Greg Alexander [00:11:13] You know, one that jumps out of me that I want to translate for the audience in the value detractor category in the report is this thing called an at risk supplier. And for those that are going to go to Tom’s website and download this report and we’ll show you where to get it in a second, you might say, well, that doesn’t really, apply to me. I don’t have suppliers. I’m not a manufacturer. Well, that’s not true. You do. Your suppliers are your talent. And if somebody is thinking about buying you as a service firm and you were using 1099 contractors, you have at risk suppliers, particularly if you’re using 1099 firms and only one of them. You know, these these firms, especially offshore ones, can run into trouble. They go out of business. And all of a sudden your raw ingredient, you know, your raw material that you use to produce your end product goes away. You’re not going to be able to sell, you know, in the pro serve space. They call that empty calories. In other words, when I buy you one of the assets of buying is your team. And if you have more than, let’s say, 20% of your labor force in 1090 nines. Then you really you don’t have a great team to acquire. So you. I’m either not going to acquire you or I’m going to acquire you at a discount. So, Tom, that was a great walk through of the report. So for those that are listening to want to get a copy of it, where do they find it? 

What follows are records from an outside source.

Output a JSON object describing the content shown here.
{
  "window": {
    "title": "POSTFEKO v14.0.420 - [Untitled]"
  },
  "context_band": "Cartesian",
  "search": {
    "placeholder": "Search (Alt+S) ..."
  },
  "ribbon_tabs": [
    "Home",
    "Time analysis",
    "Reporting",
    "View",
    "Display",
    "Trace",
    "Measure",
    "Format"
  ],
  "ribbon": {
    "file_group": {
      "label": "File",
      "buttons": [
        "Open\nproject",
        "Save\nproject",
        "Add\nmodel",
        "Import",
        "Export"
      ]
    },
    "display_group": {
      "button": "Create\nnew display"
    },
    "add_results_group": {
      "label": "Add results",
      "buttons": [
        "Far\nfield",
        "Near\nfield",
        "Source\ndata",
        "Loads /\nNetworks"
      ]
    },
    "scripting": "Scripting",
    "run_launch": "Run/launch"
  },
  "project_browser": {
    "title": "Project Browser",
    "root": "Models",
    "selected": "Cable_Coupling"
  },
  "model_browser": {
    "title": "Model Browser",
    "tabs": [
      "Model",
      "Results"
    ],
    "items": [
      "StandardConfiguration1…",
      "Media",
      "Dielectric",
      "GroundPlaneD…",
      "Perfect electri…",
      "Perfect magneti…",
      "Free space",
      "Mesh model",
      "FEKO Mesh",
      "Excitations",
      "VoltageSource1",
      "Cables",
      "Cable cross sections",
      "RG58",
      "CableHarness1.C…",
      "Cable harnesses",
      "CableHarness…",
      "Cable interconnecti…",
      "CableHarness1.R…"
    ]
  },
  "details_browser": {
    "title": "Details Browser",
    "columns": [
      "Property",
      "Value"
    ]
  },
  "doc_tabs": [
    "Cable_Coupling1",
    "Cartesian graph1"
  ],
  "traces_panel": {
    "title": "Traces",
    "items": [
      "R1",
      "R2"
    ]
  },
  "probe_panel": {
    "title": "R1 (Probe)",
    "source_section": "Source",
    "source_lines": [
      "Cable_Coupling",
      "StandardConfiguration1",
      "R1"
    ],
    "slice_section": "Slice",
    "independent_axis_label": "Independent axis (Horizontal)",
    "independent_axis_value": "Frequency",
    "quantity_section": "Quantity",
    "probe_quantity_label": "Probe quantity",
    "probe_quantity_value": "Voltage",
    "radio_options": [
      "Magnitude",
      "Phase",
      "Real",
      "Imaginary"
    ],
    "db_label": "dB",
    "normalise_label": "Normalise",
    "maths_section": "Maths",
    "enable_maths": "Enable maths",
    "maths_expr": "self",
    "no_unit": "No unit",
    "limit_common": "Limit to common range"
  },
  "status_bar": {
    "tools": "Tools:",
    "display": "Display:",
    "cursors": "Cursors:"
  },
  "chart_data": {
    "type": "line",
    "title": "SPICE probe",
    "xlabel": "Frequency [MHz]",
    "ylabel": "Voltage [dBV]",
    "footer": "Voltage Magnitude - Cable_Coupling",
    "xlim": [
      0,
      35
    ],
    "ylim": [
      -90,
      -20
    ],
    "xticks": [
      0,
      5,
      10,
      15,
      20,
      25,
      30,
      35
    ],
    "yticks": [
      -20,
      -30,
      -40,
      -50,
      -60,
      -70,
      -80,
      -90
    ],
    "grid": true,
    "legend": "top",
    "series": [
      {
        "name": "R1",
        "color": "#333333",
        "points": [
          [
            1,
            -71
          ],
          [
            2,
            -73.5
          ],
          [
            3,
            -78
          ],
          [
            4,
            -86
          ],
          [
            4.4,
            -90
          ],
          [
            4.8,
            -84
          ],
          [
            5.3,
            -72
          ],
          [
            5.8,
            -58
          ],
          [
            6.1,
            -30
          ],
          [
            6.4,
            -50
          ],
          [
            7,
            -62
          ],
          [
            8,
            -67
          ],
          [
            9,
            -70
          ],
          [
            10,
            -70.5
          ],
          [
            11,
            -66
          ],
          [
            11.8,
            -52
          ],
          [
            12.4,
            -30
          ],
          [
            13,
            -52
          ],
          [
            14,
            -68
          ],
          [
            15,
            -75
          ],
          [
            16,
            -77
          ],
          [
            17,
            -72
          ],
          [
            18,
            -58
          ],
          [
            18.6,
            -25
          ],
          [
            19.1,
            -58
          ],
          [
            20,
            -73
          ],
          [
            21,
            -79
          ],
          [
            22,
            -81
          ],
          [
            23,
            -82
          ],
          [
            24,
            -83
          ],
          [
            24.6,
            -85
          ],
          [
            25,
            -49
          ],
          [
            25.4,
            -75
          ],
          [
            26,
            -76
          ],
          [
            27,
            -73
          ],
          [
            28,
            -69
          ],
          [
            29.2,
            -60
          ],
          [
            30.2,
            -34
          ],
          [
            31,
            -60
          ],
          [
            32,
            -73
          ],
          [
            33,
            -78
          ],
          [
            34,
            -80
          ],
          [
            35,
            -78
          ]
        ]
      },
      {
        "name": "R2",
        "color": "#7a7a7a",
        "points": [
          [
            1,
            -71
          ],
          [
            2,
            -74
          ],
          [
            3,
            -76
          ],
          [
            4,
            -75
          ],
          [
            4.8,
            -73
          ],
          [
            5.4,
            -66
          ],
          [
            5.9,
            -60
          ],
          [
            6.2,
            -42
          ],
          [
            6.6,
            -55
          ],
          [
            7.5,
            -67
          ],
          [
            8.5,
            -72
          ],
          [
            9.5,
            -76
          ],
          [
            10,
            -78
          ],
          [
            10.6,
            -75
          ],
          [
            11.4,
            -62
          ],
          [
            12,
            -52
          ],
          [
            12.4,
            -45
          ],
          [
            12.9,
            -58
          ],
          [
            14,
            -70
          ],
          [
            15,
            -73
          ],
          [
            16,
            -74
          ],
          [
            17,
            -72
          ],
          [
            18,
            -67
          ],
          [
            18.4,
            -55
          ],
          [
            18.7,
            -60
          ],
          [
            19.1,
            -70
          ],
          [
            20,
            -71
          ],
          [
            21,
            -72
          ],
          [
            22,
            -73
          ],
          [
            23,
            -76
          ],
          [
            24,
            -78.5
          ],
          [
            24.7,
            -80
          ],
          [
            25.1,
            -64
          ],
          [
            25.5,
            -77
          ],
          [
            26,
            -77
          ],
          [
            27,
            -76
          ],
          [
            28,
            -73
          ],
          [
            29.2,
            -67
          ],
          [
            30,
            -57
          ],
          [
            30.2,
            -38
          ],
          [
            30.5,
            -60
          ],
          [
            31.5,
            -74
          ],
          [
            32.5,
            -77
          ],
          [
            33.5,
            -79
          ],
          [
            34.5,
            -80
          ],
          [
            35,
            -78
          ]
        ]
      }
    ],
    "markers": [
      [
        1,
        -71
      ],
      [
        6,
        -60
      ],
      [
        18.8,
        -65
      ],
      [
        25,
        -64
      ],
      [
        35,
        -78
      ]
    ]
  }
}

Tom Zucker [00:12:45] It’s point.com and we have an insight section where you can download this white paper plus others. 

Greg Alexander [00:12:51] Okay. And if somebody reads it and they want to double click and have a conversation with you or someone on your team, how do they get Ahold of you? 

Tom Zucker [00:13:00] (216) 342-5858. Zucker at any point that. Com. 

Greg Alexander [00:13:06] Boy. That’s a salesman at heart right there, who was willing to give his telephone number into the wild, wild world of the internet. God bless you. All right, well, listen, we’re so lucky to have you because our members are your target customers. Your skill set lines up perfectly. You know how to sell businesses like the ones that are in collective 54. You’re always very generous with your time and your knowledge here. Today was a great example of that. So on behalf of the members, thank you for being here. 

Tom Zucker [00:13:32] Thank you Greg. 

Greg Alexander [00:13:35] Okay. And, a couple calls to action for everybody. So if you’re a member, be sure to attend the private Q&A session with Tom and look for the outlook meeting invite to tell you exactly when that is. I hope you get a chance to read that paper beforehand, and you’ll get a chance to ask questions directly to Tom.  You’re not a member. I don’t know what’s wrong with you. You should become one. Go to Collective 54.com. Fill out an application. Some will get in contact with you. If you’re not quite ready for that, you just want to consume some more content. Check out our newsletter. It’s called Collective 54 insights. Again, that’s at the website. Or if you want to read the book, it’s called The Boutique How to Start, Scale and Sell a professional services firm. You can find that on Amazon. But until next time, I wish you the best of luck as we try to grow, scale, and exit your friendship.